Need a vision test? Now you can do it online with a computer and a smartphone. The site has attracted a lot of attention in the tech world, but eye care professionals have concerns.

Baby Boomers Will Become Sicker Seniors Than Earlier Generations

Wed, 05/25/2016 - 12:01am

The seniors of tomorrow will have much higher rates of diabetes and obesity than the seniors of today, according to a data analysis. That means higher medical bills for them — and for taxpayers, too.

WHO Plans To Reshape Itself To Better Handle International Outbreaks

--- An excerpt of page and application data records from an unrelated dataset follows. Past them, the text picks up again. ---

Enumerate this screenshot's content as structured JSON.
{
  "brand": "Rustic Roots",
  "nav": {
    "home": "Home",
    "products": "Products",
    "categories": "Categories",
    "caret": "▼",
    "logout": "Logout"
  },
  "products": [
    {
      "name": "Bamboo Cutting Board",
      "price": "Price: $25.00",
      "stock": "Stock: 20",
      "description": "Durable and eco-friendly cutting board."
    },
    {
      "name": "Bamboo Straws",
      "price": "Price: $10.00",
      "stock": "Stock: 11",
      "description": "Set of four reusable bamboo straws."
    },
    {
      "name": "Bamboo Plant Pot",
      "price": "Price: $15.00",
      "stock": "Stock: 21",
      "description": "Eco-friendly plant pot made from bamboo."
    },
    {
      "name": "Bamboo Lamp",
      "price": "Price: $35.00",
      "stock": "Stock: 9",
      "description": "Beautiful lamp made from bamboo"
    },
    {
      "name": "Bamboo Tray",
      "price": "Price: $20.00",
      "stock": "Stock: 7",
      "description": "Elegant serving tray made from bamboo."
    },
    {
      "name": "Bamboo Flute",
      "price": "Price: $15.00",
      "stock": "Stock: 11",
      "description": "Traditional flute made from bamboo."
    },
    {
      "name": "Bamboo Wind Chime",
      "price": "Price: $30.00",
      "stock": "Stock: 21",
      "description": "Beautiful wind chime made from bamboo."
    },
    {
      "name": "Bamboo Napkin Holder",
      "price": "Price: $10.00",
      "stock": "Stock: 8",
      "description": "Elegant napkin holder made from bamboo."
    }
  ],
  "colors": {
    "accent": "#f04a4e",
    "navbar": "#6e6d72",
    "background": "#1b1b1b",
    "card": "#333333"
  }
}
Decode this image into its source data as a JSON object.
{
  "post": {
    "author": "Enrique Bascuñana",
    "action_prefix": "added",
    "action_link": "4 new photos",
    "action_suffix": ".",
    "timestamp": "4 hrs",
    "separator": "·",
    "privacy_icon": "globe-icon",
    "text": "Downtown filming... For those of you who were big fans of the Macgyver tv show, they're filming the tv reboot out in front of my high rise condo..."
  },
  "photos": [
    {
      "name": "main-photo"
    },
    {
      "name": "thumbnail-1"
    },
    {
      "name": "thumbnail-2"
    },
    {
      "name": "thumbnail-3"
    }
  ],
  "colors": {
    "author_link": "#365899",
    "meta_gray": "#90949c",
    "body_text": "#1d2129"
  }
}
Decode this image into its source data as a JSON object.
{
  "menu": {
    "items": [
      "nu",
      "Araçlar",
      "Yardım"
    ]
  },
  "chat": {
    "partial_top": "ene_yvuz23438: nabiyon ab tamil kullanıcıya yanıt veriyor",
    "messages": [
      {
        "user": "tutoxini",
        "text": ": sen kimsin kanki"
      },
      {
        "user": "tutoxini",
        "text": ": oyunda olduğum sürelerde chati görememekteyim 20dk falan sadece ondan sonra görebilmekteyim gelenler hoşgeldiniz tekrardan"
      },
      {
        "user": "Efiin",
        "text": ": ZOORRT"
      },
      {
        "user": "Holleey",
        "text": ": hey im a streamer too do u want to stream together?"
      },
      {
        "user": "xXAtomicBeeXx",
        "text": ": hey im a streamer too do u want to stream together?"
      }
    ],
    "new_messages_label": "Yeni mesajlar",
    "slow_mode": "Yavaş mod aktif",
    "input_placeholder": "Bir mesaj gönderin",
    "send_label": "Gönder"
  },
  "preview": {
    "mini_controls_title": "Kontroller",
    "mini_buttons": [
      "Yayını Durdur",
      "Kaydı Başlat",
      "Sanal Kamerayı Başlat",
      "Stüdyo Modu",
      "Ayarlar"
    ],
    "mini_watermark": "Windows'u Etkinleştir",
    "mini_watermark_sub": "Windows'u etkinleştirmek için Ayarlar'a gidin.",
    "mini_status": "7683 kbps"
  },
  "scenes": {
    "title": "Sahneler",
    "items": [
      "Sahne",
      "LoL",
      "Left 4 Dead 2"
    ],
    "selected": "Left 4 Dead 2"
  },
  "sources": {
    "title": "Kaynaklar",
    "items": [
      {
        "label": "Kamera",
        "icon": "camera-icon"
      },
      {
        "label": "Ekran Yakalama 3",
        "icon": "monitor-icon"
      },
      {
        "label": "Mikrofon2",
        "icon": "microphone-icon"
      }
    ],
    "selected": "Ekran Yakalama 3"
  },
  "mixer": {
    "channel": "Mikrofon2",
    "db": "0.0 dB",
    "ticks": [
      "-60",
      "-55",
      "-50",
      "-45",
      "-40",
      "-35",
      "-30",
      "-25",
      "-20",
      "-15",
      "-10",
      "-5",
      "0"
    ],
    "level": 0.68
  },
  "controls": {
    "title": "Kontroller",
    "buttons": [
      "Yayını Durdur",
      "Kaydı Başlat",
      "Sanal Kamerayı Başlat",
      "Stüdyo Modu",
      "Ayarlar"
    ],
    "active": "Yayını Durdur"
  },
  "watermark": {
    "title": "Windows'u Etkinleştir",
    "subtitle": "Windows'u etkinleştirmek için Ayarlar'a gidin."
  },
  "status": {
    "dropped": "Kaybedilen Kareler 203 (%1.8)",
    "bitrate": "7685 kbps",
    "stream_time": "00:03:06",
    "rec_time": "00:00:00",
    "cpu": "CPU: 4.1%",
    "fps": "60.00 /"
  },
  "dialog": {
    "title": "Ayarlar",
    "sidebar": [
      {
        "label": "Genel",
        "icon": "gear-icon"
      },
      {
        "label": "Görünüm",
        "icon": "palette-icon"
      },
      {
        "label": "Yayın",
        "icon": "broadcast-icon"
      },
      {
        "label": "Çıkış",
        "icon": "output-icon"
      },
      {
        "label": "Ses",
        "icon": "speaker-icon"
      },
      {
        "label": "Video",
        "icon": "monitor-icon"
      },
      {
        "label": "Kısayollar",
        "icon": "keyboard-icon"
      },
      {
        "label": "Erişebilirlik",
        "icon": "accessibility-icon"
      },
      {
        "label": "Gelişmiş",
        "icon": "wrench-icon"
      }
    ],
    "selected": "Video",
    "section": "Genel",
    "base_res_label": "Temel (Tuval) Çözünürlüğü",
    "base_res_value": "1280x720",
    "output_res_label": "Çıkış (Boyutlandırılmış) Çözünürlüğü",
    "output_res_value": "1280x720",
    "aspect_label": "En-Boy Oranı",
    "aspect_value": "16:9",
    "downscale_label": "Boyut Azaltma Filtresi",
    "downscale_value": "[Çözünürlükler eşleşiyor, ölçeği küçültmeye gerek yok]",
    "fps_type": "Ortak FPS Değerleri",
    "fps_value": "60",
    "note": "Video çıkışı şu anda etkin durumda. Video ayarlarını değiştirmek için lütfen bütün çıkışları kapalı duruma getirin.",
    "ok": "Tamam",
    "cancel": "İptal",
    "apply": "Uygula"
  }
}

Tue, 05/24/2016 - 7:14pm

Health officials have warned for years that the world is not ready for the next big pandemic. Leaders at the World Health Organization are meeting this week to try to change that.

Small Ohio Town Passes Progressive Parental Leave Policy

Tue, 05/24/2016 - 4:32pm

The Village of Newburgh Heights, outside Cleveland, is a working class community of about 2,500 residents.

Former White House Ebola Czar Urges Congress To Act Faster On Zika

Tue, 05/24/2016 - 4:32pm

NPR's Kelly McEvers speaks with Ron Klain, former White House Ebola response coordinator, about his op-ed piece in the Washington Post about the Zika virus. He says the U.S. needs to create a public health emergency management agency, like FEMA for health emergencies, so our country is ready to act quickly without having to wait for Congress.

To Cut Wait Times, VA Tries MinuteClinics In Northern California

Tue, 05/24/2016 - 11:55am

Veterans can visit 14 CVS MinuteClinics in the San Francisco Bay Area and Sacramento, Calif., for simple care, lab tests and prescriptions. Will the experiment work well enough to go nationwide?

Doctor Yearns For Return To Time When Physicians Were 'Artisans'

Tue, 05/24/2016 - 9:38am

Dr. Abraham Nussbaum, author of a book examining the drive toward standardized quality measures and checklists, says he fears medicine is becoming just another job and not the calling it should be.

Hospitals Struggle With How To Innovate In Age Of New Technology

Mon, 05/23/2016 - 4:28pm

A growing number of hospitals offer state of the art technology. But what that means varies widely from hospital to hospital and in fact, many hospitals continue to grapple with how to upgrade and innovate in traditional systems. NPR's Ari Shapiro talks to Dr. Neal Sikka, who works on innovation and technology at George Washington University Hospital.

Inventing A Machine That Spits Out Drugs In A Whole New Way

Mon, 05/23/2016 - 3:12pm

A refrigerator-sized machine could someday make lifesaving drugs on site when outbreaks occur or where medicine is in short supply, like on the battlefield.

Oklahoma Governor Vetoes Bill That Would Criminalize Performing Abortions

Fri, 05/20/2016 - 6:37pm

Oklahoma Gov. Mary Fallin vetoed a controversial abortion bill Friday. The measure would have made it a felony for doctors to perform abortions.

Oklahoma Governor Faces Tough Decision On 'Sweeping' Anti-Abortion Bill

Fri, 05/20/2016 - 4:28pm

Oklahoma Gov. Mary Fallin has a few more days to decide what to do with a bill on her desk that would make it a felony for doctors to perform abortions. Opponents call the bill "sweeping and unprecedented."

People With HIV Are Less Likely To Get Needed Cancer Treatment

Fri, 05/20/2016 - 10:37am

A third of patients with HIV and lung cancer failed to receive treatment for the cancer, compared with 14 percent of those who were HIV-negative. It's one example among many of disparate treatment.

FDA Considering Pricey Implant As Treatment For Opioid Addiction

Fri, 05/20/2016 - 4:40am

The FDA could soon approve an implantable form of a drug used to treat opioid addiction. While the approach helped patients avoid relapse in tests, its price may be prohibitive for some, doctors say.